_Problem requirements_
Your answer should consist of the lines holding "kind", copied from the material below.

_Task data_
______

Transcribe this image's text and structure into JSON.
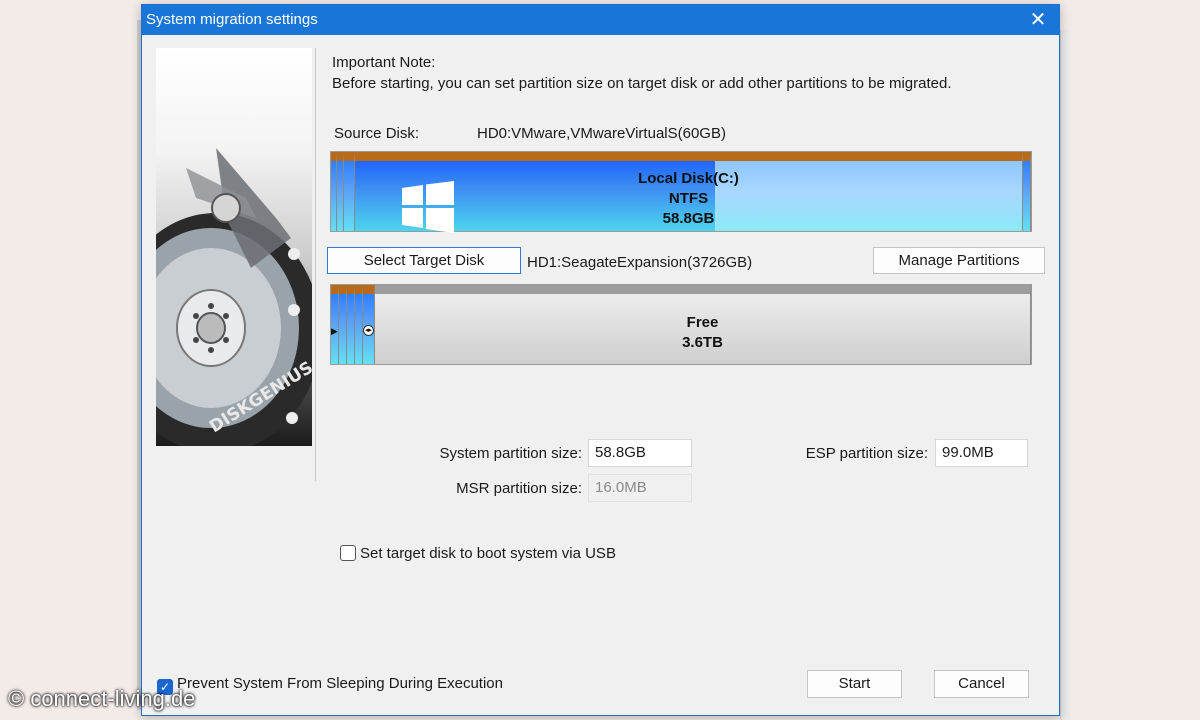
{
  "dialog": {
    "title": "System migration settings",
    "close_glyph": "✕",
    "note_title": "Important Note:",
    "note_text": "Before starting, you can set partition size on target disk or add other partitions to be migrated.",
    "side_image_brand": "DISKGENIUS"
  },
  "source": {
    "label": "Source Disk:",
    "value": "HD0:VMware,VMwareVirtualS(60GB)",
    "partition": {
      "name": "Local Disk(C:)",
      "fs": "NTFS",
      "size": "58.8GB",
      "used_fraction": 0.54
    }
  },
  "target": {
    "select_button": "Select Target Disk",
    "value": "HD1:SeagateExpansion(3726GB)",
    "manage_button": "Manage Partitions",
    "free_label": "Free",
    "free_size": "3.6TB"
  },
  "fields": {
    "system_label": "System partition size:",
    "system_value": "58.8GB",
    "esp_label": "ESP partition size:",
    "esp_value": "99.0MB",
    "msr_label": "MSR partition size:",
    "msr_value": "16.0MB"
  },
  "options": {
    "usb_boot": "Set target disk to boot system via USB",
    "usb_boot_checked": false,
    "prevent_sleep": "Prevent System From Sleeping During Execution",
    "prevent_sleep_checked": true
  },
  "buttons": {
    "start": "Start",
    "cancel": "Cancel"
  },
  "watermark": "© connect-living.de",
  "colors": {
    "title_bar": "#1976d8",
    "partition_header": "#b86a18",
    "partition_fill": "#3f8ff2",
    "free_header": "#9d9d9d"
  }
}
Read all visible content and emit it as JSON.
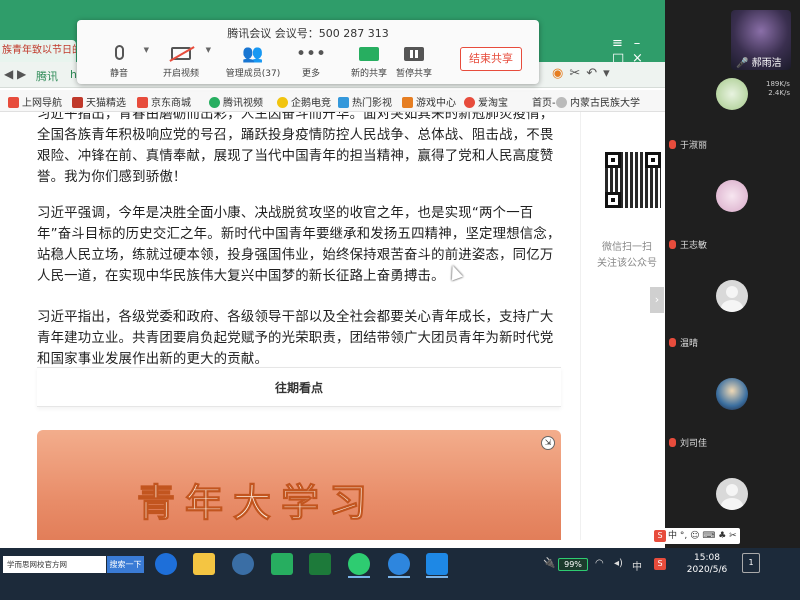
{
  "browser": {
    "active_tab": "族青年致以节日的",
    "site_tag": "腾讯",
    "site_h": "h",
    "bookmarks": [
      "上网导航",
      "天猫精选",
      "京东商城",
      "腾讯视频",
      "企鹅电竞",
      "热门影视",
      "游戏中心",
      "爱淘宝",
      "首页-",
      "内蒙古民族大学"
    ]
  },
  "meeting": {
    "title": "腾讯会议 会议号：500 287 313",
    "buttons": {
      "mute": "静音",
      "start_video": "开启视频",
      "manage_members": "管理成员(37)",
      "more": "更多",
      "new_share": "新的共享",
      "pause_share": "暂停共享",
      "end_share": "结束共享"
    }
  },
  "article": {
    "p1": "习近平指出，青春由磨砺而出彩，人生因奋斗而升华。面对突如其来的新冠肺炎疫情，全国各族青年积极响应党的号召，踊跃投身疫情防控人民战争、总体战、阻击战，不畏艰险、冲锋在前、真情奉献，展现了当代中国青年的担当精神，赢得了党和人民高度赞誉。我为你们感到骄傲！",
    "p2": "习近平强调，今年是决胜全面小康、决战脱贫攻坚的收官之年，也是实现“两个一百年”奋斗目标的历史交汇之年。新时代中国青年要继承和发扬五四精神，坚定理想信念，站稳人民立场，练就过硬本领，投身强国伟业，始终保持艰苦奋斗的前进姿态，同亿万人民一道，在实现中华民族伟大复兴中国梦的新长征路上奋勇搏击。",
    "p3": "习近平指出，各级党委和政府、各级领导干部以及全社会都要关心青年成长，支持广大青年建功立业。共青团要肩负起党赋予的光荣职责，团结带领广大团员青年为新时代党和国家事业发展作出新的更大的贡献。",
    "past_header": "往期看点",
    "banner_text": "青年大学习"
  },
  "qr": {
    "line1": "微信扫一扫",
    "line2": "关注该公众号"
  },
  "participants": {
    "self_name": "郝雨洁",
    "net_stat_1": "189K/s",
    "net_stat_2": "2.4K/s",
    "list": [
      {
        "name": "于淑丽"
      },
      {
        "name": "王志敏"
      },
      {
        "name": "温晴"
      },
      {
        "name": "刘司佳"
      }
    ]
  },
  "taskbar": {
    "search_text": "学而思网校官方网",
    "search_button": "搜索一下",
    "battery": "99%",
    "ime": "中",
    "time": "15:08",
    "date": "2020/5/6",
    "notif_count": "1"
  },
  "ime_float": {
    "lang": "中",
    "extra": "°, ☺ ⌨ ♣ ✂"
  }
}
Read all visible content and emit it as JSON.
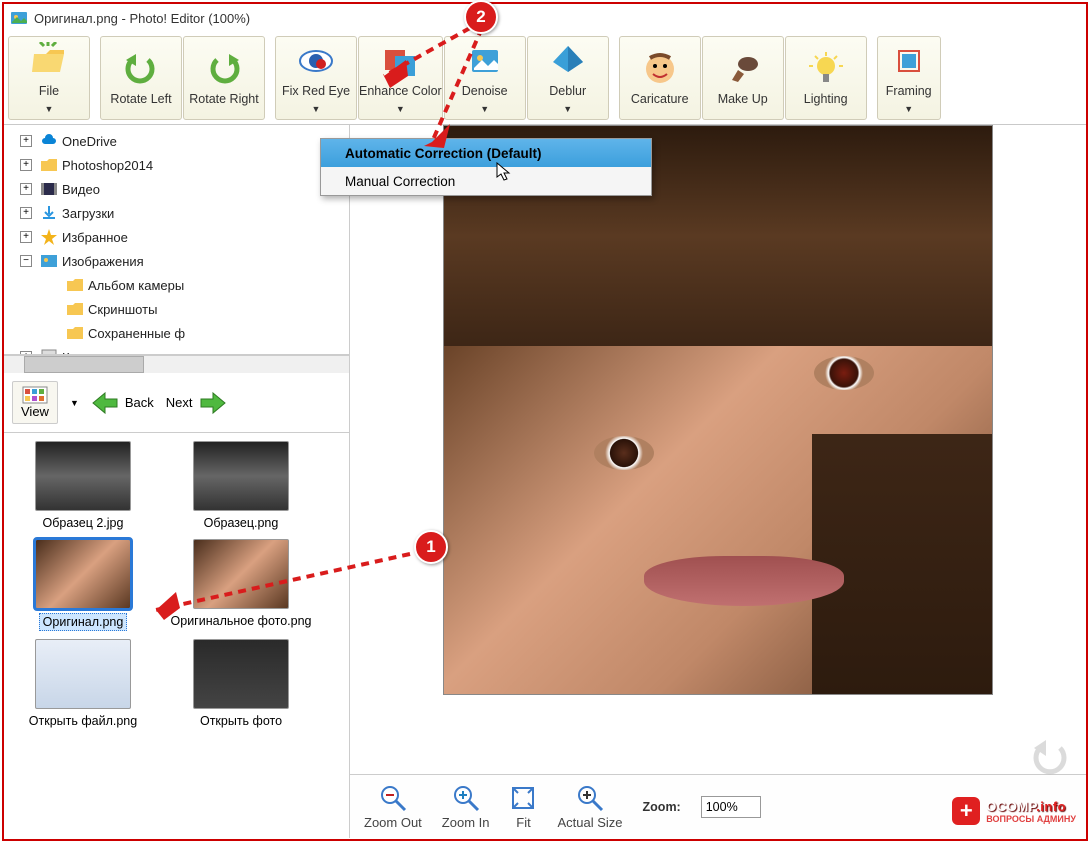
{
  "window": {
    "title": "Оригинал.png - Photo! Editor (100%)"
  },
  "toolbar": {
    "file": "File",
    "rotate_left": "Rotate Left",
    "rotate_right": "Rotate Right",
    "fix_red_eye": "Fix Red Eye",
    "enhance_color": "Enhance Color",
    "denoise": "Denoise",
    "deblur": "Deblur",
    "caricature": "Caricature",
    "make_up": "Make Up",
    "lighting": "Lighting",
    "framing": "Framing"
  },
  "dropdown": {
    "auto": "Automatic Correction (Default)",
    "manual": "Manual Correction"
  },
  "tree": {
    "items": [
      {
        "label": "OneDrive",
        "icon": "cloud",
        "color": "#0a84d6",
        "expand": "+"
      },
      {
        "label": "Photoshop2014",
        "icon": "folder",
        "color": "#f7c752",
        "expand": "+"
      },
      {
        "label": "Видео",
        "icon": "video",
        "color": "#3971c9",
        "expand": "+"
      },
      {
        "label": "Загрузки",
        "icon": "download",
        "color": "#2a96e0",
        "expand": "+"
      },
      {
        "label": "Избранное",
        "icon": "star",
        "color": "#f3b31a",
        "expand": "+"
      },
      {
        "label": "Изображения",
        "icon": "pictures",
        "color": "#3ea0d8",
        "expand": "−"
      },
      {
        "label": "Альбом камеры",
        "icon": "folder",
        "color": "#f7c752",
        "indent": 1
      },
      {
        "label": "Скриншоты",
        "icon": "folder",
        "color": "#f7c752",
        "indent": 1
      },
      {
        "label": "Сохраненные ф",
        "icon": "folder",
        "color": "#f7c752",
        "indent": 1
      },
      {
        "label": "Контакты",
        "icon": "contacts",
        "color": "#888",
        "expand": "+"
      }
    ]
  },
  "nav": {
    "view": "View",
    "back": "Back",
    "next": "Next"
  },
  "thumbs": {
    "items": [
      {
        "label": "Образец 2.jpg",
        "kind": "bw"
      },
      {
        "label": "Образец.png",
        "kind": "bw"
      },
      {
        "label": "Оригинал.png",
        "kind": "face",
        "selected": true
      },
      {
        "label": "Оригинальное фото.png",
        "kind": "face"
      },
      {
        "label": "Открыть файл.png",
        "kind": "screenshot"
      },
      {
        "label": "Открыть фото",
        "kind": "screenshot-dark"
      }
    ]
  },
  "zoom": {
    "out": "Zoom Out",
    "in": "Zoom In",
    "fit": "Fit",
    "actual": "Actual Size",
    "label": "Zoom:",
    "value": "100%"
  },
  "callouts": {
    "b1": "1",
    "b2": "2"
  },
  "watermark": {
    "brand": "OCOMP",
    "suffix": ".info",
    "sub": "ВОПРОСЫ АДМИНУ"
  }
}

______

_Reply to the exercise_
        "kind": "bw"
        "kind": "bw"
        "kind": "face",
        "kind": "face"
        "kind": "screenshot"
        "kind": "screenshot-dark"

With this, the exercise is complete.